How To Firewalk In One Easy Lesson
Firewalking is the practice of walking over hot embers–usually as some sort of rite of passage or test of faith. Firewalking has become a staple of many self-development seminars. It’s been used in religious ceremonies for ages and according to some, firewalking predates recorded history.
Many folks put firewalking forth as proof of the power of the mind. And it is… Just not in the way most people think!
Firewalking As A Metaphor
Firewalking is a powerful metaphor. Because firewalking seems like it would be impossible to do without getting burned, it’s a metaphor for all those things in our lives that seem impossible. When we blow past the mental limits we put on ourselves, when we overcome the limiting beliefs that are holding us back, we can accomplish so much more.
So, when we do the seemingly impossible, we recognize that other things we think are impossible may also be possible. Cool. Sign me up!
Physics vs. Metaphysics
The problem is with the belief (in this case) that it’s the power of your mind that’s allowing you to walk on the hot coals. It’s not. It’s physics.
In case you think I’m wrong, let me ask you about something that happened to me the other day. I was reaching into the oven to get something out and the heel of my hand touched the metal oven rack for a moment. It hurt for a second or two but it wasn’t serious enough to burn me. It got me to thinking though…
The ‘Secret” To Healing
I remember reading, several years ago, an article in a hypnosis organization’s magazine. The hypnotherapist who wrote it claimed that when hypnotizing people she discovered each individual had a computer punch card reader in their abdominal area. There were a bunch of punch cards to go with it.
All you had to do to heal the client was rip up the punch card that had the problem. In other words, if the client smoked, they had a punch card labled “smoking.” You instructed the client to rip up that punch card and then take a blank punch card and give it to the angel Michael (if I remember the details correctly). Michael would write you new programming to take the place of the old.
Now, is this an effective metaphor for healing? I’d bet it is–especially for certain clients. Is it a literal description of people’s abdomens? I don’t think so. But this woman believed it was. She stated that she found this mechanism in EVERY client she worked with and that she wasn’t leading them.
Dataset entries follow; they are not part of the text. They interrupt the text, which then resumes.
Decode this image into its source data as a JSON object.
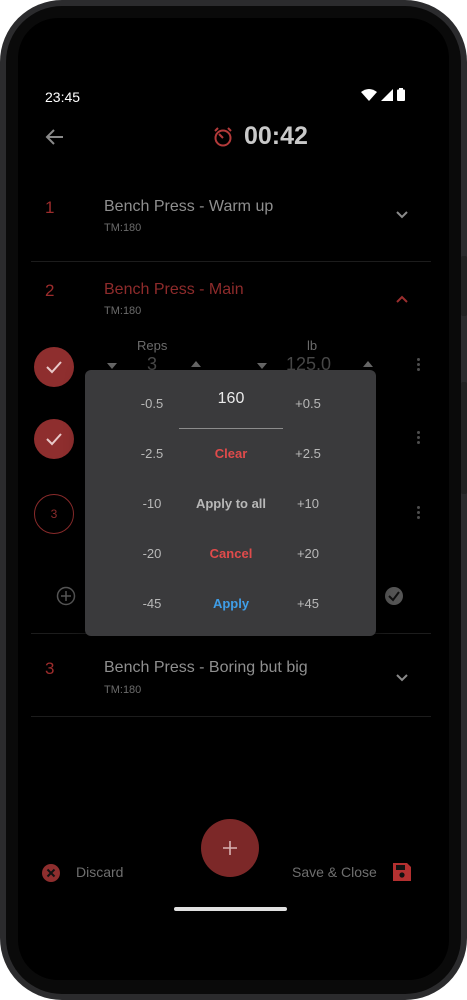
{
  "status": {
    "time": "23:45"
  },
  "header": {
    "timer": "00:42"
  },
  "exercises": [
    {
      "number": "1",
      "title": "Bench Press - Warm up",
      "tm": "TM:180"
    },
    {
      "number": "2",
      "title": "Bench Press - Main",
      "tm": "TM:180"
    },
    {
      "number": "3",
      "title": "Bench Press - Boring but big",
      "tm": "TM:180"
    }
  ],
  "set_editor": {
    "reps_label": "Reps",
    "reps_value": "3",
    "weight_label": "lb",
    "weight_value": "125.0"
  },
  "set_ring_label": "3",
  "dialog": {
    "value": "160",
    "left_keys": [
      "-0.5",
      "-2.5",
      "-10",
      "-20",
      "-45"
    ],
    "right_keys": [
      "+0.5",
      "+2.5",
      "+10",
      "+20",
      "+45"
    ],
    "clear": "Clear",
    "apply_all": "Apply to all",
    "cancel": "Cancel",
    "apply": "Apply"
  },
  "bottom": {
    "discard": "Discard",
    "save_close": "Save & Close"
  },
  "colors": {
    "accent_red": "#8e2e2e",
    "danger_text": "#e04b4b",
    "apply_blue": "#3f9ee8",
    "dialog_bg": "#3a3a3c"
  }
}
On the other hand, I’ve found this mechanism in exactly zero clients.
I dumped that professional organization and their magazine shortly thereafter.
Metaphor As Metaphor
There is a danger in taking the metaphor literally. It leads to what I call ‘junky belief systems.’ These junky belief systems often lead to poorly constructed theories which lead to even more poorly constructed actions. Eventually it ends up in dogma.
So, whenever you reach into an oven–do you think it’s the power of your mind that keeps you from getting hurt? I’m not talking about touching the metal–just reaching into the oven. Is it the power of your mind? You might wonder what I’m talking about.
If You Can’t Take The Heat…
If your oven is heated to 425 degrees, how hot is the air in the oven? Why doesn’t it burn you? The answer is that the air is just as hot as the metal rack in your oven. It doesn’t burn you because air is not a very good conductor of heat. Neither are the burning coals you walk on during a firewalk. That’s why they don’t burn you. If someone claims otherwise they may not understand what’s going on–or perhaps they’re deliberately deceiving you.
Again, doing a firewalk can be a powerful metaphor. It can help your mind integrate the idea that things that seem inpossible can be possible. That’s the way many of our problems are–they seem like they have no solution–until we shift our perspective.
Remember though, you’re not changing the laws of physics with the power of your mind.
PS: I’m not suggesting you go out and try to build a fire pit and walk on it yourself. It takes a lot of expertise to build a fire walk so that the hot material has low heat conductivity. Don’t try it!